Why don’t you just acknowledge the truth—that Israel isn’t the cause of the enmity—help Israel build its defensive weapons, and back away from the region.

It isn’t your business anyway. It’s G-d’s business, It’s G-d’s land, and I’m convinced that G-d (the REAL ONE, not Obama) has the situation all figured out.

----- » Israel » Article
Aug 3, 2009 21:18 | Updated Aug 3, 2009 22:36

Jordan rejects American call to improve ties with Jewish state

Jordan on Monday joined Saudi Arabia in publicly rejecting US appeals to improve relations with Israel to help restart Middle East peace talks, throwing a damper on President Barack Obama's administration's push for Arab support behind new negotiations.

After talks with Secretary of State Hillary Rodham Clinton, Jordanian Foreign Minister Nasser Judeh said incremental confidence-building measures that the US wants Arab states to take will not produce a resolution to the conflict.

As Clinton looked on, Judeh said only a focus on the final settlement would work.

"In the Middle East, there has been in the past an overinvestment, perhaps, by the parties in pursuing confidence-building measures, conflict-management techniques, including transitional arrangements, and an overemphasis on gestures, perhaps at the expense of reaching the actual end game," he said at a State Department news conference with Clinton.

Judeh said that "piecemeal approaches that never lead to peace and that have proven repeatedly to be confidence-eroding, rather than confidence-building" must be avoided.

And, he criticized Israel for its refusal to halt construction of Jewish settlements in Palestinian territory and said the Israelis should respond to a 2002 Arab peace offer.

"Now, in 2009, many would say it is time for Israel to reciprocate," he said.

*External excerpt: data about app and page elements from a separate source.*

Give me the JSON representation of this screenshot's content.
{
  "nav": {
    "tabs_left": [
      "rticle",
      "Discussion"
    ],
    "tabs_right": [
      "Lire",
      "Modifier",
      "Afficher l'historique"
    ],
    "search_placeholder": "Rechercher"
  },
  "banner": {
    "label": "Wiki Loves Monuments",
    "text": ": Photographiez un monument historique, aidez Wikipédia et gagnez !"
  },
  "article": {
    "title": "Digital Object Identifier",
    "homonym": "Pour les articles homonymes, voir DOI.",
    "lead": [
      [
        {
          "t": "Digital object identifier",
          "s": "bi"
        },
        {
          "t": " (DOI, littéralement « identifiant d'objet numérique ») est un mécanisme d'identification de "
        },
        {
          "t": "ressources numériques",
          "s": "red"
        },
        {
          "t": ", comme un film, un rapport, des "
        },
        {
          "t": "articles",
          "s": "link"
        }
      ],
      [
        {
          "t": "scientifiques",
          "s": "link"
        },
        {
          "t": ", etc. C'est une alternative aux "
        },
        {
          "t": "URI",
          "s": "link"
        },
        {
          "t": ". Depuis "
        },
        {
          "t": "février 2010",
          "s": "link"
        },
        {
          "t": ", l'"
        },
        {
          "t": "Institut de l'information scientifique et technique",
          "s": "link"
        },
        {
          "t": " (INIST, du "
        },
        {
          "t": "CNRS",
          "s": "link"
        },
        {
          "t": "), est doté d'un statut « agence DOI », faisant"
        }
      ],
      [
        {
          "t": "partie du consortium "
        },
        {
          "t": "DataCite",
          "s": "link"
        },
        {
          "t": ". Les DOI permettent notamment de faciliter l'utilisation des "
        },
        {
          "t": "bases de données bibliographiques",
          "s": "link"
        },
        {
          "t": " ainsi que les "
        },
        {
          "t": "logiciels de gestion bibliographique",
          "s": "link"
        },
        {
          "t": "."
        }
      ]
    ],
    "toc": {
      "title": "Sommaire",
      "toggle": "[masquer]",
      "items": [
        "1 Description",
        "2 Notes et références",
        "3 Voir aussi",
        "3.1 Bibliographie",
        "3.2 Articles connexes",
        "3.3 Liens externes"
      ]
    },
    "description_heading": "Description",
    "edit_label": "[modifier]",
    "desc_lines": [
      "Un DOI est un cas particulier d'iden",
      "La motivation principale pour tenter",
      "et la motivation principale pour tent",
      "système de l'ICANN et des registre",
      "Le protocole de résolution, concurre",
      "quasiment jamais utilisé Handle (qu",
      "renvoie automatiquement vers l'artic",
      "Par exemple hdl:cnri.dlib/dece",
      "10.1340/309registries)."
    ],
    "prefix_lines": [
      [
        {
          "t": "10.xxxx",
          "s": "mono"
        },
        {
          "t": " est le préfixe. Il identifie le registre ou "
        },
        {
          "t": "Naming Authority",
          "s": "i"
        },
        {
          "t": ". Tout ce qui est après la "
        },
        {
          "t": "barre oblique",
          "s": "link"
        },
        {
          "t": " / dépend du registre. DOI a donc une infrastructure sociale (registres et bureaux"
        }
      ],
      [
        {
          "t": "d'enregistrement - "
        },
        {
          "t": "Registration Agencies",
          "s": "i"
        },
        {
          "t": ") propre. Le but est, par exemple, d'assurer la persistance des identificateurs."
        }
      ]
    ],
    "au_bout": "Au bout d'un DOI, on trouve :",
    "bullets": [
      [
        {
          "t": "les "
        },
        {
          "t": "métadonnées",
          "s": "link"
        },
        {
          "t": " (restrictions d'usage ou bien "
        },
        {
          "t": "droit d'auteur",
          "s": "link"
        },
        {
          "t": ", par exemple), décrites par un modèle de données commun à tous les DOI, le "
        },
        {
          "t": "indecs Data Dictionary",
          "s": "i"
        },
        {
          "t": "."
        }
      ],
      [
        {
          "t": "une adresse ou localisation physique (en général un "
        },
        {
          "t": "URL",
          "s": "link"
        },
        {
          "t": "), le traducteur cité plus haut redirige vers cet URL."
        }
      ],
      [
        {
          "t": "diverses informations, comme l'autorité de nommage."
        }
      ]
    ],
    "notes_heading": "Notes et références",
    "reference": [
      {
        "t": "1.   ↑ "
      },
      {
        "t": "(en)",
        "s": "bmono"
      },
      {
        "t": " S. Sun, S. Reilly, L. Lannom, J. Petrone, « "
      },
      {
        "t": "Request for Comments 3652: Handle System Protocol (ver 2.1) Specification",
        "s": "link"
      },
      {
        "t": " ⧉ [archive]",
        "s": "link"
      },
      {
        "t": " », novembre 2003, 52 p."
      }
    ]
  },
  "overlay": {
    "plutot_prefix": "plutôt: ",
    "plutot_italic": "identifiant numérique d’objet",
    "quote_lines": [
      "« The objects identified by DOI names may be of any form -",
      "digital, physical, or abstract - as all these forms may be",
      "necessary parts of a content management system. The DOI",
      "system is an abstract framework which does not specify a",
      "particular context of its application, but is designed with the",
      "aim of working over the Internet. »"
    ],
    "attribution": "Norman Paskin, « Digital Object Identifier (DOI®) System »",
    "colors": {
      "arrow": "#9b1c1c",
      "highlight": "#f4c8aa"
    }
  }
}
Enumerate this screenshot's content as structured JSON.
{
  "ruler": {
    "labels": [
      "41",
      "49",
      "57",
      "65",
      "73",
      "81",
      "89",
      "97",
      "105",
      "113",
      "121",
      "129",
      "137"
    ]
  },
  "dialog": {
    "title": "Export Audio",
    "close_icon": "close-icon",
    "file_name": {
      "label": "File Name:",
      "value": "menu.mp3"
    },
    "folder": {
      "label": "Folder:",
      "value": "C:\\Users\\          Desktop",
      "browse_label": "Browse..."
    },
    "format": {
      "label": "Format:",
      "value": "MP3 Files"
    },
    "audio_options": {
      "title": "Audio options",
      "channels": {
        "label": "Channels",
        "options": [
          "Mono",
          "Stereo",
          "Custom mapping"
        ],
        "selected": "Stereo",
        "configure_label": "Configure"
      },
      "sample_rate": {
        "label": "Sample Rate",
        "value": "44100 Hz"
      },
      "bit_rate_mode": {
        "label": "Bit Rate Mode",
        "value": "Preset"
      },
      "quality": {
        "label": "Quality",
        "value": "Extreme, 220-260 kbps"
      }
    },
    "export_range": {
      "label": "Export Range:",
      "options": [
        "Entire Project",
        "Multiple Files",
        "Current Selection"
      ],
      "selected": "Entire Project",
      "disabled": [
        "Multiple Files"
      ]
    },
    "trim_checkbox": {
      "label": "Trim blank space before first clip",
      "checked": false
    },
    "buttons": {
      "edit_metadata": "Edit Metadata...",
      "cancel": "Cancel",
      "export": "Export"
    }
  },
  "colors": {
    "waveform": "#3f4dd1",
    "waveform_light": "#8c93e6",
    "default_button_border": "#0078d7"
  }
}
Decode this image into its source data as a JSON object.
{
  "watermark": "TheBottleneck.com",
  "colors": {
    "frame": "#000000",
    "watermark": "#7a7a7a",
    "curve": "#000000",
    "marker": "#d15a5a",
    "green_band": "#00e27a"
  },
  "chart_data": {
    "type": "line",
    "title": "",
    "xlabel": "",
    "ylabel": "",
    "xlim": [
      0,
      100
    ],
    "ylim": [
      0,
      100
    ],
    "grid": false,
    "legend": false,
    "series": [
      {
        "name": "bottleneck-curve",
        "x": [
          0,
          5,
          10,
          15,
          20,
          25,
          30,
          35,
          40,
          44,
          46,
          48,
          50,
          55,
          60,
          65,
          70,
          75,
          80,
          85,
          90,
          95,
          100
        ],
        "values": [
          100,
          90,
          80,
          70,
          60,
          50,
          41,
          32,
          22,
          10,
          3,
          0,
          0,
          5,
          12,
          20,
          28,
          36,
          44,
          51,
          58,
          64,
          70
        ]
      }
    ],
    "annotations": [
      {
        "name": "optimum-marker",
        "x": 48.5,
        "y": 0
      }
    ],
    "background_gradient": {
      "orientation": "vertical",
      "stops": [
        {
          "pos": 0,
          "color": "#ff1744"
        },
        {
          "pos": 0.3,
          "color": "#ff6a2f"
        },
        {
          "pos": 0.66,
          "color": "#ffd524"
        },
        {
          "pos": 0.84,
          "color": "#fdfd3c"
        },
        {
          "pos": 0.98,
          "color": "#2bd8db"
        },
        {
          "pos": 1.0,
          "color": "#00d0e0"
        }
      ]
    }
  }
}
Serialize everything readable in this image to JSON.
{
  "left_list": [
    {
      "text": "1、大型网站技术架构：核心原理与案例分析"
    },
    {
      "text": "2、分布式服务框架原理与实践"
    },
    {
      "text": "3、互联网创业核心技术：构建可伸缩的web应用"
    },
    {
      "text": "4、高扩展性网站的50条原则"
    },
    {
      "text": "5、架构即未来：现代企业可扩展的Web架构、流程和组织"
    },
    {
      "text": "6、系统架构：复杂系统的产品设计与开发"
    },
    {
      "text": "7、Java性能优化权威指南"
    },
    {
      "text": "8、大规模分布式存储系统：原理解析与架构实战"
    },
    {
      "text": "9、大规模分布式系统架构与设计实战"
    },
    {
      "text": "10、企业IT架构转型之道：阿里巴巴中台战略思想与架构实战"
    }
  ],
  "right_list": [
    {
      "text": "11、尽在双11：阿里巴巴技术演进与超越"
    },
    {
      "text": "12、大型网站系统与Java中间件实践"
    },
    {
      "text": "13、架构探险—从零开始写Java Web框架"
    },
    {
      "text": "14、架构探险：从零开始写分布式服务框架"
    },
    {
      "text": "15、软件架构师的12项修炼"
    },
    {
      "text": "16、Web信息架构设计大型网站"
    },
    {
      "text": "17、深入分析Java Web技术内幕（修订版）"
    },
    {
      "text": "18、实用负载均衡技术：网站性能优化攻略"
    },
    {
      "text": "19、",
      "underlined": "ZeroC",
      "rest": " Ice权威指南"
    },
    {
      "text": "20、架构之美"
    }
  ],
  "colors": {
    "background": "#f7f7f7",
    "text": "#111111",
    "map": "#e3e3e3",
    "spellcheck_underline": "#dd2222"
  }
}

Judeh's comments marked the second time in three days that an Arab foreign minister bluntly refused US calls to improve ties with Israel with confidence-building measures such as opening trade offices, allowing academic exchanges and permitting civilian Israeli aircraft to overfly their airspace as a way of demonstrating their commitment to peace.

On Friday, Saudi Foreign Minister Prince Saud al-Faisal expressed similar sentiments, also at a news conference with Clinton. Unlike Jordan, though, which has signed a peace deal with Israel, Saudi Arabia does not recognize the Israel.

Despite the statements, Clinton maintained that US special Mideast Peace envoy George Mitchell was making progress and praised Jordan for its playing "a strong and vital role" in the region and expressed hope that negotiations could soon resume.

"We are working with the Israelis, the Palestinian Authority and Arab states to take the steps needed to make that possible," she said. "The foreign minister and I discussed this effort, and I expressed our deep appreciation for Jordan's leadership in working with other Arab states to support peace with deeds, as well as words."

At the same time, she criticized Israel for its weekend eviction of two Palestinian families from the east Jerusalem neighborhood Sheikh Jarrah to enforce a ruling by the Supreme Court that the houses belonged to Jews and that the Arab families had been living there illegally.

"I think these actions are deeply regrettable," Clinton said. "The eviction of families and demolition of homes in east Jerusalem is not in keeping with Israeli obligations and I urge the government of Israel and municipal officials to refrain from such provocative actions." staff contributed to this report.